Work order: Reproduce the entries exactly and omit the pictures.

Element data from apps and pages:
○ ○ ○ ○ ○

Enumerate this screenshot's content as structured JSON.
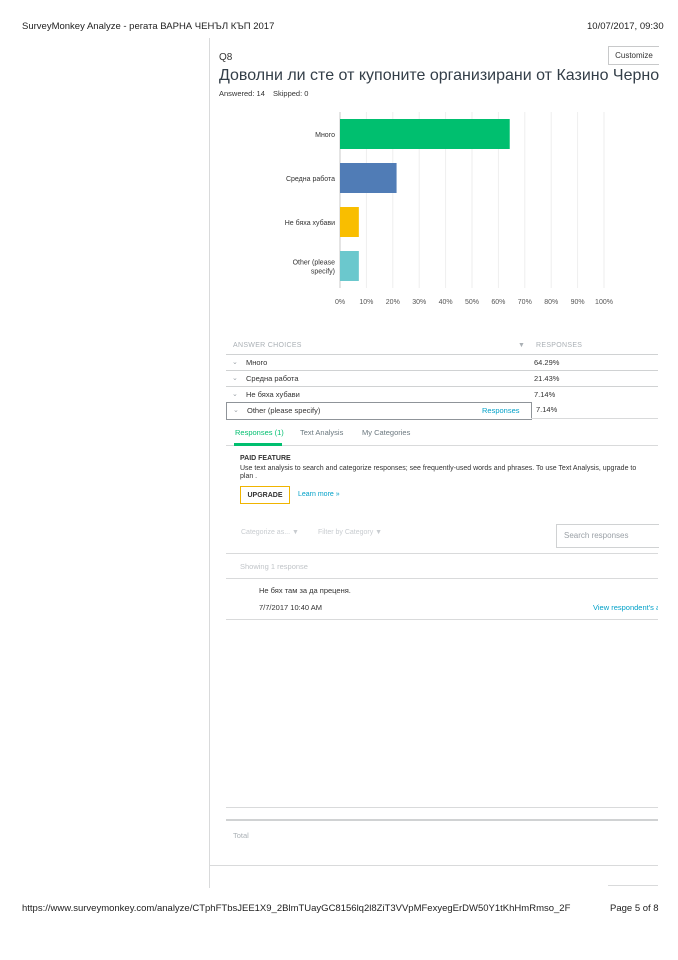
{
  "header": {
    "title": "SurveyMonkey Analyze - регата ВАРНА ЧЕНЪЛ КЪП 2017",
    "datetime": "10/07/2017, 09:30"
  },
  "question": {
    "number": "Q8",
    "customize_label": "Customize",
    "title": "Доволни ли сте от купоните организирани от Казино Черно море",
    "answered": "Answered: 14",
    "skipped": "Skipped: 0"
  },
  "chart_data": {
    "type": "bar",
    "orientation": "horizontal",
    "categories": [
      "Много",
      "Средна работа",
      "Не бяха хубави",
      "Other (please specify)"
    ],
    "category_lines": [
      [
        "Много"
      ],
      [
        "Средна работа"
      ],
      [
        "Не бяха хубави"
      ],
      [
        "Other (please",
        "specify)"
      ]
    ],
    "values": [
      64.29,
      21.43,
      7.14,
      7.14
    ],
    "colors": [
      "#00bf6f",
      "#507cb6",
      "#f9be00",
      "#6bc8cd"
    ],
    "xlim": [
      0,
      100
    ],
    "xticks": [
      "0%",
      "10%",
      "20%",
      "30%",
      "40%",
      "50%",
      "60%",
      "70%",
      "80%",
      "90%",
      "100%"
    ],
    "grid": true
  },
  "table": {
    "col_answer": "ANSWER CHOICES",
    "col_responses": "RESPONSES",
    "rows": [
      {
        "label": "Много",
        "pct": "64.29%"
      },
      {
        "label": "Средна работа",
        "pct": "21.43%"
      },
      {
        "label": "Не бяха хубави",
        "pct": "7.14%"
      },
      {
        "label": "Other (please specify)",
        "pct": "7.14%",
        "link": "Responses"
      }
    ]
  },
  "tabs": {
    "responses": "Responses (1)",
    "text_analysis": "Text Analysis",
    "my_categories": "My Categories"
  },
  "paid": {
    "title": "PAID FEATURE",
    "desc_line1": "Use text analysis to search and categorize responses; see frequently-used words and phrases. To use Text Analysis, upgrade to",
    "desc_line2": "plan .",
    "upgrade_label": "UPGRADE",
    "learn_more": "Learn more »"
  },
  "filters": {
    "categorize": "Categorize as... ▼",
    "filter_by": "Filter by Category ▼",
    "search_placeholder": "Search responses"
  },
  "responses": {
    "showing": "Showing 1 response",
    "items": [
      {
        "text": "Не бях там за да преценя.",
        "date": "7/7/2017 10:40 AM",
        "link": "View respondent's answers"
      }
    ]
  },
  "total_label": "Total",
  "footer": {
    "url": "https://www.surveymonkey.com/analyze/CTphFTbsJEE1X9_2BlmTUayGC8156lq2l8ZiT3VVpMFexyegErDW50Y1tKhHmRmso_2F",
    "page": "Page 5 of 8"
  }
}
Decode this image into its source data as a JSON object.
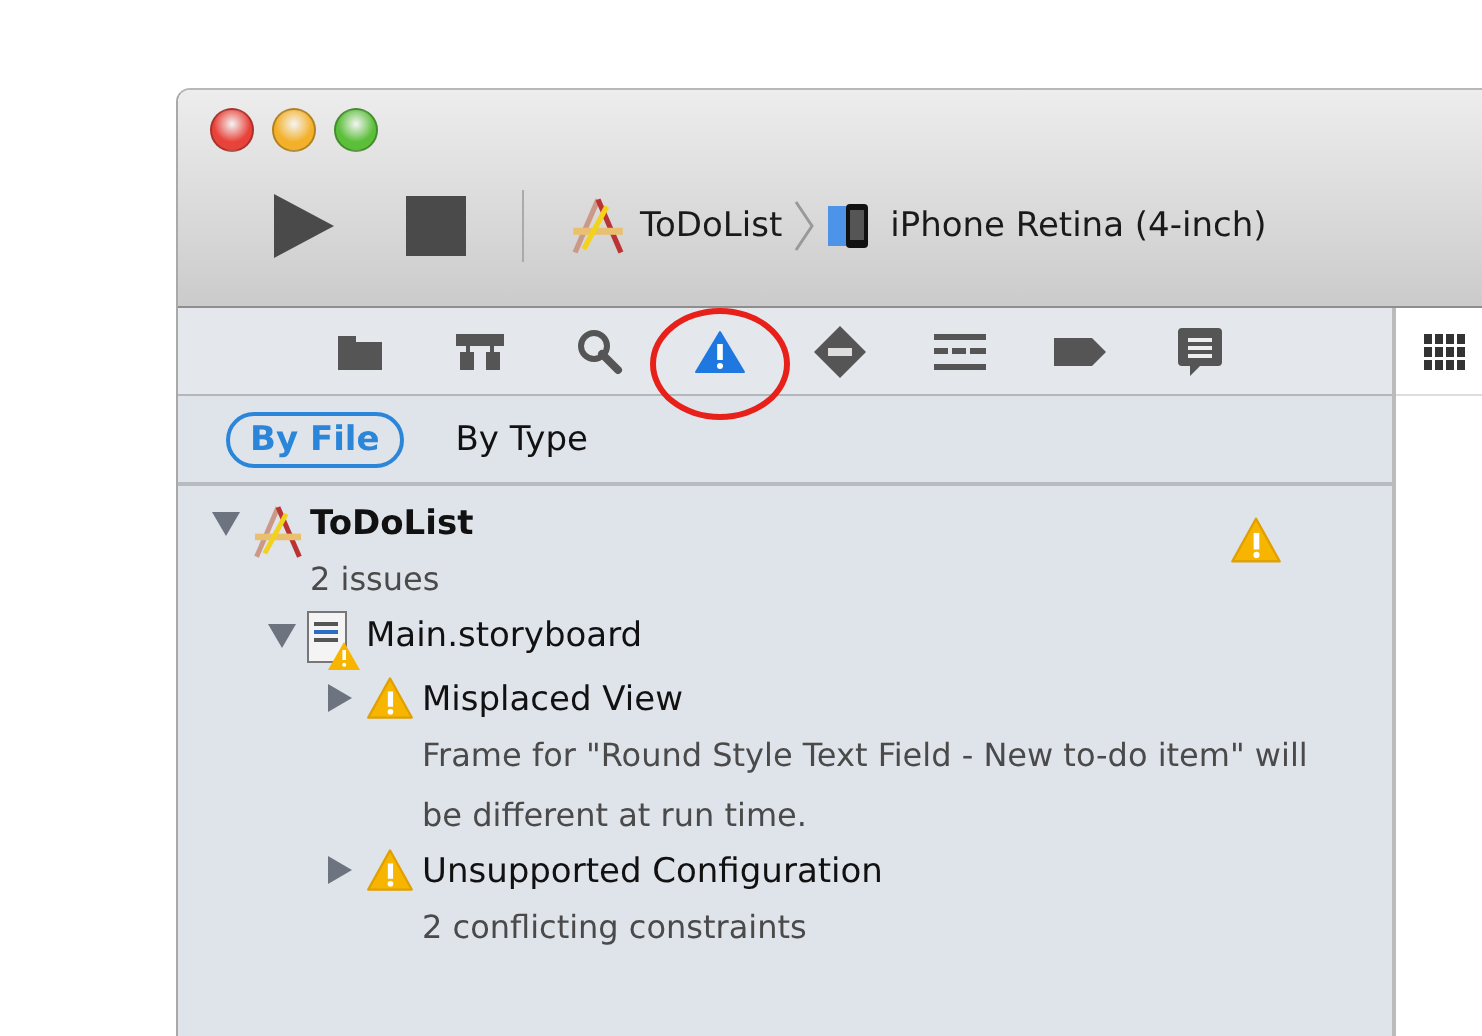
{
  "toolbar": {
    "scheme": "ToDoList",
    "destination": "iPhone Retina (4-inch)"
  },
  "navigator_tabs": [
    {
      "kind": "folder",
      "selected": false
    },
    {
      "kind": "hierarchy",
      "selected": false
    },
    {
      "kind": "search",
      "selected": false
    },
    {
      "kind": "issue",
      "selected": true
    },
    {
      "kind": "breakpoint-diamond",
      "selected": false
    },
    {
      "kind": "list",
      "selected": false
    },
    {
      "kind": "tag",
      "selected": false
    },
    {
      "kind": "log",
      "selected": false
    }
  ],
  "scope_bar": [
    {
      "label": "By File",
      "selected": true
    },
    {
      "label": "By Type",
      "selected": false
    }
  ],
  "issues": [
    {
      "kind": "project",
      "name": "ToDoList",
      "subtitle": "2 issues",
      "expanded": true,
      "warning": true,
      "children": [
        {
          "kind": "storyboard",
          "name": "Main.storyboard",
          "expanded": true,
          "warning": true,
          "children": [
            {
              "kind": "issue",
              "name": "Misplaced View",
              "subtitle": "Frame for \"Round Style Text Field - New to-do item\" will be different at run time.",
              "expanded": false
            },
            {
              "kind": "issue",
              "name": "Unsupported Configuration",
              "subtitle": "2 conflicting constraints",
              "expanded": false
            }
          ]
        }
      ]
    }
  ]
}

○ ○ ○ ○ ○

Output for this task:
Enumerate this screenshot's content as structured JSON.
{
  "header": {
    "title": "SurveyMonkey Analyze - регата ВАРНА ЧЕНЪЛ КЪП 2017",
    "datetime": "10/07/2017, 09:30"
  },
  "question": {
    "number": "Q8",
    "customize_label": "Customize",
    "title": "Доволни ли сте от купоните организирани от Казино Черно море",
    "answered": "Answered: 14",
    "skipped": "Skipped: 0"
  },
  "chart_data": {
    "type": "bar",
    "orientation": "horizontal",
    "categories": [
      "Много",
      "Средна работа",
      "Не бяха хубави",
      "Other (please specify)"
    ],
    "category_lines": [
      [
        "Много"
      ],
      [
        "Средна работа"
      ],
      [
        "Не бяха хубави"
      ],
      [
        "Other (please",
        "specify)"
      ]
    ],
    "values": [
      64.29,
      21.43,
      7.14,
      7.14
    ],
    "colors": [
      "#00bf6f",
      "#507cb6",
      "#f9be00",
      "#6bc8cd"
    ],
    "xlim": [
      0,
      100
    ],
    "xticks": [
      "0%",
      "10%",
      "20%",
      "30%",
      "40%",
      "50%",
      "60%",
      "70%",
      "80%",
      "90%",
      "100%"
    ],
    "grid": true
  },
  "table": {
    "col_answer": "ANSWER CHOICES",
    "col_responses": "RESPONSES",
    "rows": [
      {
        "label": "Много",
        "pct": "64.29%"
      },
      {
        "label": "Средна работа",
        "pct": "21.43%"
      },
      {
        "label": "Не бяха хубави",
        "pct": "7.14%"
      },
      {
        "label": "Other (please specify)",
        "pct": "7.14%",
        "link": "Responses"
      }
    ]
  },
  "tabs": {
    "responses": "Responses (1)",
    "text_analysis": "Text Analysis",
    "my_categories": "My Categories"
  },
  "paid": {
    "title": "PAID FEATURE",
    "desc_line1": "Use text analysis to search and categorize responses; see frequently-used words and phrases. To use Text Analysis, upgrade to",
    "desc_line2": "plan .",
    "upgrade_label": "UPGRADE",
    "learn_more": "Learn more »"
  },
  "filters": {
    "categorize": "Categorize as... ▼",
    "filter_by": "Filter by Category ▼",
    "search_placeholder": "Search responses"
  },
  "responses": {
    "showing": "Showing 1 response",
    "items": [
      {
        "text": "Не бях там за да преценя.",
        "date": "7/7/2017 10:40 AM",
        "link": "View respondent's answers"
      }
    ]
  },
  "total_label": "Total",
  "footer": {
    "url": "https://www.surveymonkey.com/analyze/CTphFTbsJEE1X9_2BlmTUayGC8156lq2l8ZiT3VVpMFexyegErDW50Y1tKhHmRmso_2F",
    "page": "Page 5 of 8"
  }
}
Decode this image into its source data as a JSON object.
{
  "toolbar": {
    "scheme": "ToDoList",
    "destination": "iPhone Retina (4-inch)"
  },
  "navigator_tabs": [
    {
      "kind": "folder",
      "selected": false
    },
    {
      "kind": "hierarchy",
      "selected": false
    },
    {
      "kind": "search",
      "selected": false
    },
    {
      "kind": "issue",
      "selected": true
    },
    {
      "kind": "breakpoint-diamond",
      "selected": false
    },
    {
      "kind": "list",
      "selected": false
    },
    {
      "kind": "tag",
      "selected": false
    },
    {
      "kind": "log",
      "selected": false
    }
  ],
  "scope_bar": [
    {
      "label": "By File",
      "selected": true
    },
    {
      "label": "By Type",
      "selected": false
    }
  ],
  "issues": [
    {
      "kind": "project",
      "name": "ToDoList",
      "subtitle": "2 issues",
      "expanded": true,
      "warning": true,
      "children": [
        {
          "kind": "storyboard",
          "name": "Main.storyboard",
          "expanded": true,
          "warning": true,
          "children": [
            {
              "kind": "issue",
              "name": "Misplaced View",
              "subtitle": "Frame for \"Round Style Text Field - New to-do item\" will be different at run time.",
              "expanded": false
            },
            {
              "kind": "issue",
              "name": "Unsupported Configuration",
              "subtitle": "2 conflicting constraints",
              "expanded": false
            }
          ]
        }
      ]
    }
  ]
}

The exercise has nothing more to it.